▶ [Your assignment]:
Please copy out the records that follow, word for word.

Start of Information provided

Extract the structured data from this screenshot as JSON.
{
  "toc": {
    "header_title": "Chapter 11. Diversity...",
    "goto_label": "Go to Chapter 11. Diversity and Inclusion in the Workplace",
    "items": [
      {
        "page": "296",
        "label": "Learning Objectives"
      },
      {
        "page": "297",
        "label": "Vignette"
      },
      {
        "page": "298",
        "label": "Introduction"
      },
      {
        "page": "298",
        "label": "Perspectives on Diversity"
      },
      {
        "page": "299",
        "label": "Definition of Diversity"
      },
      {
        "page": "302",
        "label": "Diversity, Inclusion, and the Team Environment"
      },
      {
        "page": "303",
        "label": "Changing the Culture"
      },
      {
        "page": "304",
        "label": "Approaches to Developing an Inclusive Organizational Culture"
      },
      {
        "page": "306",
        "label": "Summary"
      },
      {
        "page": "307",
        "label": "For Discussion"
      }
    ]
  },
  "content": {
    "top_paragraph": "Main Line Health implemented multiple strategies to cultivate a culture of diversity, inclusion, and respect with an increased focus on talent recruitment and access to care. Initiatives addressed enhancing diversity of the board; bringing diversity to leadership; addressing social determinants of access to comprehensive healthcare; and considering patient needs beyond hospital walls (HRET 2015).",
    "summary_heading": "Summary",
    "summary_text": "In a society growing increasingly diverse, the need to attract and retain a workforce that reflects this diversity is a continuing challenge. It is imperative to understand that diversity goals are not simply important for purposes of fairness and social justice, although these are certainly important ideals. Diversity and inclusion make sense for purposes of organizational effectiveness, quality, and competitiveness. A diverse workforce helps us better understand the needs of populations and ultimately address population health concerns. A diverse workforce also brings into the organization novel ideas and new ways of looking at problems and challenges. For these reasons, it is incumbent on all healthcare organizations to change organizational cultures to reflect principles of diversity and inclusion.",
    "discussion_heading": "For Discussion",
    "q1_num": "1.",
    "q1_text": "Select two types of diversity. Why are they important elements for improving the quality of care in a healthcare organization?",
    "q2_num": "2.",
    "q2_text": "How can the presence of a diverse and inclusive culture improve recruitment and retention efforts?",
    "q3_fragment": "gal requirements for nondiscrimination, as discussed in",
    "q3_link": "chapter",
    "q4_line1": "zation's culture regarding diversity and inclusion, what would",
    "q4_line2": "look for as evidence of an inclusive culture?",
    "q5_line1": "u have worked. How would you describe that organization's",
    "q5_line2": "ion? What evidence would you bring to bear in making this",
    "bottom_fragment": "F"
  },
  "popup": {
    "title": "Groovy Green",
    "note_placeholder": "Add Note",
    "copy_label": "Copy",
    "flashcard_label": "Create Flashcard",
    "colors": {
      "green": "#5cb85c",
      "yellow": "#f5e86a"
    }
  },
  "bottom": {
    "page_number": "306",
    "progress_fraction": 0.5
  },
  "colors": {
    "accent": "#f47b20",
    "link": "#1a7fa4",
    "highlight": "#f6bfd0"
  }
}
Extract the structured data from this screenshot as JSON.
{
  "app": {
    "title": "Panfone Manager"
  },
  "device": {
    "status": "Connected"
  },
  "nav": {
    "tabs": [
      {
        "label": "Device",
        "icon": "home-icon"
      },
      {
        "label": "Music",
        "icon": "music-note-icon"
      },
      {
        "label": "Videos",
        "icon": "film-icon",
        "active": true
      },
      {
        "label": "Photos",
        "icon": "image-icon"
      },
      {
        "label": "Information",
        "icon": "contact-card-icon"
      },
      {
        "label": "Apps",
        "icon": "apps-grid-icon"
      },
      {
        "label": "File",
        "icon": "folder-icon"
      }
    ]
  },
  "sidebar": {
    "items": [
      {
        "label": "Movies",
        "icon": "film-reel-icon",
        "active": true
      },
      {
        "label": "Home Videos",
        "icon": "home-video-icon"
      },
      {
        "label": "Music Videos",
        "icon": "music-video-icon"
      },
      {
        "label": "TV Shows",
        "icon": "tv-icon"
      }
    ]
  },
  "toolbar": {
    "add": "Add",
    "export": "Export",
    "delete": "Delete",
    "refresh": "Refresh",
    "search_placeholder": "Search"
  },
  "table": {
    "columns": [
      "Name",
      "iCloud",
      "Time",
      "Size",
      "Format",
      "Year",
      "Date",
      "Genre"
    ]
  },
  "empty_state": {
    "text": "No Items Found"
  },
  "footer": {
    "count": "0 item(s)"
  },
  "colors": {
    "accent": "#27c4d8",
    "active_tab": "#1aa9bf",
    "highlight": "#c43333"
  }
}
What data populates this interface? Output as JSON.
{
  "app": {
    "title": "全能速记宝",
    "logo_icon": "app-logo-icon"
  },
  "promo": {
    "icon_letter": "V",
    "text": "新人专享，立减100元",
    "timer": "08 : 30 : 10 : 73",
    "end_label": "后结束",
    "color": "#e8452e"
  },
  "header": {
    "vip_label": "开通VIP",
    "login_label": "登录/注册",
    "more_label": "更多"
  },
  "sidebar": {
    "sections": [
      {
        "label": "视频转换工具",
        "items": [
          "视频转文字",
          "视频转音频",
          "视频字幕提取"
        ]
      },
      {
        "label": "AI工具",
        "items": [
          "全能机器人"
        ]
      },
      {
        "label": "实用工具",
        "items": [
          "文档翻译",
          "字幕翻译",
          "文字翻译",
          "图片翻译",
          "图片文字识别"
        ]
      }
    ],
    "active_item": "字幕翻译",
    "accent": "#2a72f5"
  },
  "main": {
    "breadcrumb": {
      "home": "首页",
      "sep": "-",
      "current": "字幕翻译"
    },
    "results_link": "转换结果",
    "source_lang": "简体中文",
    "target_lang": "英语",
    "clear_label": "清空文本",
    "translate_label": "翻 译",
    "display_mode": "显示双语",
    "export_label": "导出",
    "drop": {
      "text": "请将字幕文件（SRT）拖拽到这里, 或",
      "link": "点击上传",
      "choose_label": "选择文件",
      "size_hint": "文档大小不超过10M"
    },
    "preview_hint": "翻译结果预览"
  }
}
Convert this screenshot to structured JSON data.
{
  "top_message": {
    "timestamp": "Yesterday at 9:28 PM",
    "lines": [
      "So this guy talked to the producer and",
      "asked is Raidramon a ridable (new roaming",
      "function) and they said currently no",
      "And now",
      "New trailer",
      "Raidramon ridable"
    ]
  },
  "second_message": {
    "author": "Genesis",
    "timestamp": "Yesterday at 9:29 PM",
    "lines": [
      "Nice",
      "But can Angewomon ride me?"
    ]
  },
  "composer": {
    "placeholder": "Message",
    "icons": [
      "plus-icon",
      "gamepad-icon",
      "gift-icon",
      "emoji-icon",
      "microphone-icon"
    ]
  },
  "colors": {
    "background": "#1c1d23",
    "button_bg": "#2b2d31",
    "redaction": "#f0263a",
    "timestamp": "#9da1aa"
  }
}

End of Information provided

▶ [Result]:
Extract the structured data from this screenshot as JSON.
{
  "toc": {
    "header_title": "Chapter 11. Diversity...",
    "goto_label": "Go to Chapter 11. Diversity and Inclusion in the Workplace",
    "items": [
      {
        "page": "296",
        "label": "Learning Objectives"
      },
      {
        "page": "297",
        "label": "Vignette"
      },
      {
        "page": "298",
        "label": "Introduction"
      },
      {
        "page": "298",
        "label": "Perspectives on Diversity"
      },
      {
        "page": "299",
        "label": "Definition of Diversity"
      },
      {
        "page": "302",
        "label": "Diversity, Inclusion, and the Team Environment"
      },
      {
        "page": "303",
        "label": "Changing the Culture"
      },
      {
        "page": "304",
        "label": "Approaches to Developing an Inclusive Organizational Culture"
      },
      {
        "page": "306",
        "label": "Summary"
      },
      {
        "page": "307",
        "label": "For Discussion"
      }
    ]
  },
  "content": {
    "top_paragraph": "Main Line Health implemented multiple strategies to cultivate a culture of diversity, inclusion, and respect with an increased focus on talent recruitment and access to care. Initiatives addressed enhancing diversity of the board; bringing diversity to leadership; addressing social determinants of access to comprehensive healthcare; and considering patient needs beyond hospital walls (HRET 2015).",
    "summary_heading": "Summary",
    "summary_text": "In a society growing increasingly diverse, the need to attract and retain a workforce that reflects this diversity is a continuing challenge. It is imperative to understand that diversity goals are not simply important for purposes of fairness and social justice, although these are certainly important ideals. Diversity and inclusion make sense for purposes of organizational effectiveness, quality, and competitiveness. A diverse workforce helps us better understand the needs of populations and ultimately address population health concerns. A diverse workforce also brings into the organization novel ideas and new ways of looking at problems and challenges. For these reasons, it is incumbent on all healthcare organizations to change organizational cultures to reflect principles of diversity and inclusion.",
    "discussion_heading": "For Discussion",
    "q1_num": "1.",
    "q1_text": "Select two types of diversity. Why are they important elements for improving the quality of care in a healthcare organization?",
    "q2_num": "2.",
    "q2_text": "How can the presence of a diverse and inclusive culture improve recruitment and retention efforts?",
    "q3_fragment": "gal requirements for nondiscrimination, as discussed in",
    "q3_link": "chapter",
    "q4_line1": "zation's culture regarding diversity and inclusion, what would",
    "q4_line2": "look for as evidence of an inclusive culture?",
    "q5_line1": "u have worked. How would you describe that organization's",
    "q5_line2": "ion? What evidence would you bring to bear in making this",
    "bottom_fragment": "F"
  },
  "popup": {
    "title": "Groovy Green",
    "note_placeholder": "Add Note",
    "copy_label": "Copy",
    "flashcard_label": "Create Flashcard",
    "colors": {
      "green": "#5cb85c",
      "yellow": "#f5e86a"
    }
  },
  "bottom": {
    "page_number": "306",
    "progress_fraction": 0.5
  },
  "colors": {
    "accent": "#f47b20",
    "link": "#1a7fa4",
    "highlight": "#f6bfd0"
  }
}
Extract the structured data from this screenshot as JSON.
{
  "app": {
    "title": "Panfone Manager"
  },
  "device": {
    "status": "Connected"
  },
  "nav": {
    "tabs": [
      {
        "label": "Device",
        "icon": "home-icon"
      },
      {
        "label": "Music",
        "icon": "music-note-icon"
      },
      {
        "label": "Videos",
        "icon": "film-icon",
        "active": true
      },
      {
        "label": "Photos",
        "icon": "image-icon"
      },
      {
        "label": "Information",
        "icon": "contact-card-icon"
      },
      {
        "label": "Apps",
        "icon": "apps-grid-icon"
      },
      {
        "label": "File",
        "icon": "folder-icon"
      }
    ]
  },
  "sidebar": {
    "items": [
      {
        "label": "Movies",
        "icon": "film-reel-icon",
        "active": true
      },
      {
        "label": "Home Videos",
        "icon": "home-video-icon"
      },
      {
        "label": "Music Videos",
        "icon": "music-video-icon"
      },
      {
        "label": "TV Shows",
        "icon": "tv-icon"
      }
    ]
  },
  "toolbar": {
    "add": "Add",
    "export": "Export",
    "delete": "Delete",
    "refresh": "Refresh",
    "search_placeholder": "Search"
  },
  "table": {
    "columns": [
      "Name",
      "iCloud",
      "Time",
      "Size",
      "Format",
      "Year",
      "Date",
      "Genre"
    ]
  },
  "empty_state": {
    "text": "No Items Found"
  },
  "footer": {
    "count": "0 item(s)"
  },
  "colors": {
    "accent": "#27c4d8",
    "active_tab": "#1aa9bf",
    "highlight": "#c43333"
  }
}
What data populates this interface? Output as JSON.
{
  "app": {
    "title": "全能速记宝",
    "logo_icon": "app-logo-icon"
  },
  "promo": {
    "icon_letter": "V",
    "text": "新人专享，立减100元",
    "timer": "08 : 30 : 10 : 73",
    "end_label": "后结束",
    "color": "#e8452e"
  },
  "header": {
    "vip_label": "开通VIP",
    "login_label": "登录/注册",
    "more_label": "更多"
  },
  "sidebar": {
    "sections": [
      {
        "label": "视频转换工具",
        "items": [
          "视频转文字",
          "视频转音频",
          "视频字幕提取"
        ]
      },
      {
        "label": "AI工具",
        "items": [
          "全能机器人"
        ]
      },
      {
        "label": "实用工具",
        "items": [
          "文档翻译",
          "字幕翻译",
          "文字翻译",
          "图片翻译",
          "图片文字识别"
        ]
      }
    ],
    "active_item": "字幕翻译",
    "accent": "#2a72f5"
  },
  "main": {
    "breadcrumb": {
      "home": "首页",
      "sep": "-",
      "current": "字幕翻译"
    },
    "results_link": "转换结果",
    "source_lang": "简体中文",
    "target_lang": "英语",
    "clear_label": "清空文本",
    "translate_label": "翻 译",
    "display_mode": "显示双语",
    "export_label": "导出",
    "drop": {
      "text": "请将字幕文件（SRT）拖拽到这里, 或",
      "link": "点击上传",
      "choose_label": "选择文件",
      "size_hint": "文档大小不超过10M"
    },
    "preview_hint": "翻译结果预览"
  }
}
Convert this screenshot to structured JSON data.
{
  "top_message": {
    "timestamp": "Yesterday at 9:28 PM",
    "lines": [
      "So this guy talked to the producer and",
      "asked is Raidramon a ridable (new roaming",
      "function) and they said currently no",
      "And now",
      "New trailer",
      "Raidramon ridable"
    ]
  },
  "second_message": {
    "author": "Genesis",
    "timestamp": "Yesterday at 9:29 PM",
    "lines": [
      "Nice",
      "But can Angewomon ride me?"
    ]
  },
  "composer": {
    "placeholder": "Message",
    "icons": [
      "plus-icon",
      "gamepad-icon",
      "gift-icon",
      "emoji-icon",
      "microphone-icon"
    ]
  },
  "colors": {
    "background": "#1c1d23",
    "button_bg": "#2b2d31",
    "redaction": "#f0263a",
    "timestamp": "#9da1aa"
  }
}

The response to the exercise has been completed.